Farming has suffered terrible image problems for decades, beginning with the Dust Bowl of the Great Depression years, and then growing awareness of the plight of migrant farm workers beginning in the 1960s. A vanishingly small fraction of 1% of US children have aspirations of being farm workers when they grow up. But without more farm workers, the bio-intensive agriculture that is necessary for Agrarian Urbanism is unlikely to happen. For this to take place, agricultural work has to not only have an extreme image makeover so that it is considered a really cool thing to do, but it must also be made economically viable for US citizens.
The New Paradigm
Fortunately, there is a new economic model for agriculture that is viable. This is Goodfellow Farms on New Providence in the Bahamas. It is a 5-acre farm with 5 farm workers, and they sell an amazing amount of produce. Its founder, Ian Goodfellow, says there are three essentials: It must be bio-intensive, which is 20-50 times as acre-efficient as row-cropping. It must raise higher-value produce, such as organic fruits and vegetables. And it absolutely must sell to a local market, because getting sucked into the global industrial food chain means certain economic death at living wages or better because the industrial food chain must allow WalMart to sell at everyday low prices. Local markets also reduce the transport cost to a small fraction of today’s ingredients that usually need a passport to get to your plate. Local food that doesn’t need to spend three weeks in the back of a truck also doesn’t need to be genetically engineered for toughness and picked green. Instead, it can be heirloom local varieties that are far more delicious and nutritious.

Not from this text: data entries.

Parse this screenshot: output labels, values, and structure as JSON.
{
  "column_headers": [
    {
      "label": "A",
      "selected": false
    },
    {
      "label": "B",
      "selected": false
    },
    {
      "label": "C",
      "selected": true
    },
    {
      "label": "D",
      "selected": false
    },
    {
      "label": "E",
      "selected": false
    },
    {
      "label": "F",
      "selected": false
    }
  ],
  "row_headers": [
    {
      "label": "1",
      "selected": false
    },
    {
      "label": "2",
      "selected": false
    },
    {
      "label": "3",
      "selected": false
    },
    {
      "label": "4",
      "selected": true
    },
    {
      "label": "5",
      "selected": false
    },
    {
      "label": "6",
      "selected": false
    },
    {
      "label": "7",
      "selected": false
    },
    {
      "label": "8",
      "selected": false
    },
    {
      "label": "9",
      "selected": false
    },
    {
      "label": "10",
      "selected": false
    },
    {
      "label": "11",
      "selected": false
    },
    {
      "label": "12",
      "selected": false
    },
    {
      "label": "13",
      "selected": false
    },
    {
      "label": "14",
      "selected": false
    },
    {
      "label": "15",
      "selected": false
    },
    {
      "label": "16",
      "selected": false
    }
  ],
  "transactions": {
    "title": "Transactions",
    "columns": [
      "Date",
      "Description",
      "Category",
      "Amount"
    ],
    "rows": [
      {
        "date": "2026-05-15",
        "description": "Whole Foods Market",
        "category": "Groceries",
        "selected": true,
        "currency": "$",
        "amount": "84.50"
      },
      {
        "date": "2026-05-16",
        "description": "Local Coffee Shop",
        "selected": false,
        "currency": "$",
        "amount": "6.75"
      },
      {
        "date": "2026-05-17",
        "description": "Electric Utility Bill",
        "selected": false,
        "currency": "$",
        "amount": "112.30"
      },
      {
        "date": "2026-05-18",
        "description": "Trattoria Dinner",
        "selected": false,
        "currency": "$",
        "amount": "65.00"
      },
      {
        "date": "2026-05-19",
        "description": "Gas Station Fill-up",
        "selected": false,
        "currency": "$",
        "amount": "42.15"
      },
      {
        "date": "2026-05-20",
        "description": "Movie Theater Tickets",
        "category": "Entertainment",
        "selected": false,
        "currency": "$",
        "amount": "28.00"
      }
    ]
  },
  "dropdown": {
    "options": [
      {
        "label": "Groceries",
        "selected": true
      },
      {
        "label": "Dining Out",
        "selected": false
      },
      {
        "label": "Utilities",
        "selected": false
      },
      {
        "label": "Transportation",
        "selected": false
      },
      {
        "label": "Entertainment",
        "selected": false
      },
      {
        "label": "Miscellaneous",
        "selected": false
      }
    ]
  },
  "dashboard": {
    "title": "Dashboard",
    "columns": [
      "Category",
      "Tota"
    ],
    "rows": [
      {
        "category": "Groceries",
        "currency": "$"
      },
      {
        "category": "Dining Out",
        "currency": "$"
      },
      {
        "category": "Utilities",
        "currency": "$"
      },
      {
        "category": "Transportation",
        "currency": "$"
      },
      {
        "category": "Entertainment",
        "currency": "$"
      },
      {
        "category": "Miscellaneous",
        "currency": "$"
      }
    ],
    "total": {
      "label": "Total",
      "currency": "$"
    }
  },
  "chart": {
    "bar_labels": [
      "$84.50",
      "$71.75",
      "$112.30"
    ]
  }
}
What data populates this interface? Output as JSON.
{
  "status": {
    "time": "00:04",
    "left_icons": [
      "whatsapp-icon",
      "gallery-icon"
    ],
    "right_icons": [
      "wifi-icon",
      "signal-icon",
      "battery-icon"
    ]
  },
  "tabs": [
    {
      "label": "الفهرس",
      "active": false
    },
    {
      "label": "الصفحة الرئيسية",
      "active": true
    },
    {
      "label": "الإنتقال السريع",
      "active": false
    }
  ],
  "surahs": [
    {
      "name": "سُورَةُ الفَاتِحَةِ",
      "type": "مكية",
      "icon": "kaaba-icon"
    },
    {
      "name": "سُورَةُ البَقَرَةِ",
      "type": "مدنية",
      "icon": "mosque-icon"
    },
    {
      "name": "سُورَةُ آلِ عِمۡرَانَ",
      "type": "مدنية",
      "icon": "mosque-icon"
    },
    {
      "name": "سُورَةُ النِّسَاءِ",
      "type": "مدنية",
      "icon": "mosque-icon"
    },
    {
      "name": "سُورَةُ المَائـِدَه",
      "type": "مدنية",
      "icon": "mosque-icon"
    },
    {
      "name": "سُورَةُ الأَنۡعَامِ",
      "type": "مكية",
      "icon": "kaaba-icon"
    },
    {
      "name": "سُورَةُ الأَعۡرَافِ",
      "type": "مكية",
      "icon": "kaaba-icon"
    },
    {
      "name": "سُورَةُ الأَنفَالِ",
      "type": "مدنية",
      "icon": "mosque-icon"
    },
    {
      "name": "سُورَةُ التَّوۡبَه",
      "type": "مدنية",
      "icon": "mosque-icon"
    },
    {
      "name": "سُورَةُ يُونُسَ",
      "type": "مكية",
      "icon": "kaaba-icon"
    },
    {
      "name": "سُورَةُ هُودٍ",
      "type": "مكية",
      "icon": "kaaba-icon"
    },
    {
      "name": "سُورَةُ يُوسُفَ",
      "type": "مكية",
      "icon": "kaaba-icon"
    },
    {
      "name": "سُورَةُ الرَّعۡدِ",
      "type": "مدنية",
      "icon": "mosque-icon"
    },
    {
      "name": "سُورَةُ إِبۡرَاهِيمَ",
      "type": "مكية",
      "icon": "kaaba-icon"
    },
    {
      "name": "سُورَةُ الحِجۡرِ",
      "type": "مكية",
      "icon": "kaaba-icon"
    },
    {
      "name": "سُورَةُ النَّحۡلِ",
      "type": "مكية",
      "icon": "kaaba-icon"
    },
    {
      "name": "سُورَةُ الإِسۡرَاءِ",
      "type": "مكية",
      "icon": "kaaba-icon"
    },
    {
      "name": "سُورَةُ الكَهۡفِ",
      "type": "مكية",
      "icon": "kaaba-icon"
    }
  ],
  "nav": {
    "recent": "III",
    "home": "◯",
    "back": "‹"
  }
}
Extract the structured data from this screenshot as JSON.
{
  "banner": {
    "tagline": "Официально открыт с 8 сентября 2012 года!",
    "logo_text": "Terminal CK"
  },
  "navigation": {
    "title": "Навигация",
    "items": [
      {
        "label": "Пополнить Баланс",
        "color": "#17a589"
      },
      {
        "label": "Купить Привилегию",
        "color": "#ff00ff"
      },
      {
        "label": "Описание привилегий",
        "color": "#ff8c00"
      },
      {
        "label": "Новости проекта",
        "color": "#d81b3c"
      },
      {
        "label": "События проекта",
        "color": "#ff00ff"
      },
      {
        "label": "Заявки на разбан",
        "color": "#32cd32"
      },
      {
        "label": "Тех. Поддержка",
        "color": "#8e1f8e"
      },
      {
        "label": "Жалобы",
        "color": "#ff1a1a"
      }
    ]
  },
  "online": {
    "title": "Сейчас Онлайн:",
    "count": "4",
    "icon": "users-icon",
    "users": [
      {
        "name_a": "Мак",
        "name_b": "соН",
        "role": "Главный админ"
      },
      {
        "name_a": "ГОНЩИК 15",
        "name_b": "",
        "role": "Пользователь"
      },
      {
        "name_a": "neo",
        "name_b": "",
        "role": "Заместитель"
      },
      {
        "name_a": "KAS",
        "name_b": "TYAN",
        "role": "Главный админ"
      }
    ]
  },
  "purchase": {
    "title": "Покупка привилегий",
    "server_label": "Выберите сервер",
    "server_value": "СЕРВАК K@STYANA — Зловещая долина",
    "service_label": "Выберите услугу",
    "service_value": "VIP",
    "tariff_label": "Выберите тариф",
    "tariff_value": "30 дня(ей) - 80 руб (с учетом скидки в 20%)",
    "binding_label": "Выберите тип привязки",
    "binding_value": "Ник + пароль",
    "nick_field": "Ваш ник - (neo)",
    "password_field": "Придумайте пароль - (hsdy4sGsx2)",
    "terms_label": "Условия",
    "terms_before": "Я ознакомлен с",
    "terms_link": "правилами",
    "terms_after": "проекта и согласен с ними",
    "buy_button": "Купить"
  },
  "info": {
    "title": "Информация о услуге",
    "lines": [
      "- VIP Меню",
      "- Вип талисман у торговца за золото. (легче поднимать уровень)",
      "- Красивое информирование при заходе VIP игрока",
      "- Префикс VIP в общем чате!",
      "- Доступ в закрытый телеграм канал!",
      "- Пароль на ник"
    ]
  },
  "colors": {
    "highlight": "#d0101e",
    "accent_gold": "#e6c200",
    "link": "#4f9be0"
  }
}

Once the economic problem has been resolved, the next question is the “cool factor.” Anything that includes the words “farm worker” is a toxic term. The other end of the farm-to-table path, however, has a very good vibe today. Any term with the words “culinary” or “chef” has a chance of becoming the subject of a new reality show. Simply put, culinary is cool. Agriculture (in particular, bio-intensive agriculture) must be re-branded as part of the culinary process, not part of the desperately impoverished heritage of farm workers.
The Culinary Origin
This bio-intensive farm serves Chef Thomas Keller's world-famous French Laundry restaurant, which is just across the street. Alice Waters’ Chez Panisse restaurant in Berkley got local food right in 1971; Thomas Keller made it explicit at French Laudry with the garden in full view of those arriving at the restaurant. Farm-to-table obviously originates at the farm. And a nourishable place is one where you can look out onto the fields and the waters from which much of your food comes. Growing food is part of the culinary process and must be re-branded as such.
The term “craft” has great resonance today, from craft beers to craft foods of many tastes. “Craft agriculture” is certainly a candidate term for what to call food lovingly and locally prepared in small batches, such as they do at this craft farm in Normandy.
For those not living in farm villages, there should be shops in towns and cities selling regional delicacies. Actually, this already happens in many parts of the world, such as this shop in Honfleur, in France's Normandy region.
If you’re cooking, then craft farms and regional food shops are where you can shop. But if you want someone else to fix the meal, then look for farm-to-table restaurants that use ingredients from farms in the region. Once rare, they’re popping up all over now. Menus will change through the year according to what’s available, but that’s more interesting than dishes made from the same old genetically engineered stuff from thousands of miles away all through the year, isn’t it?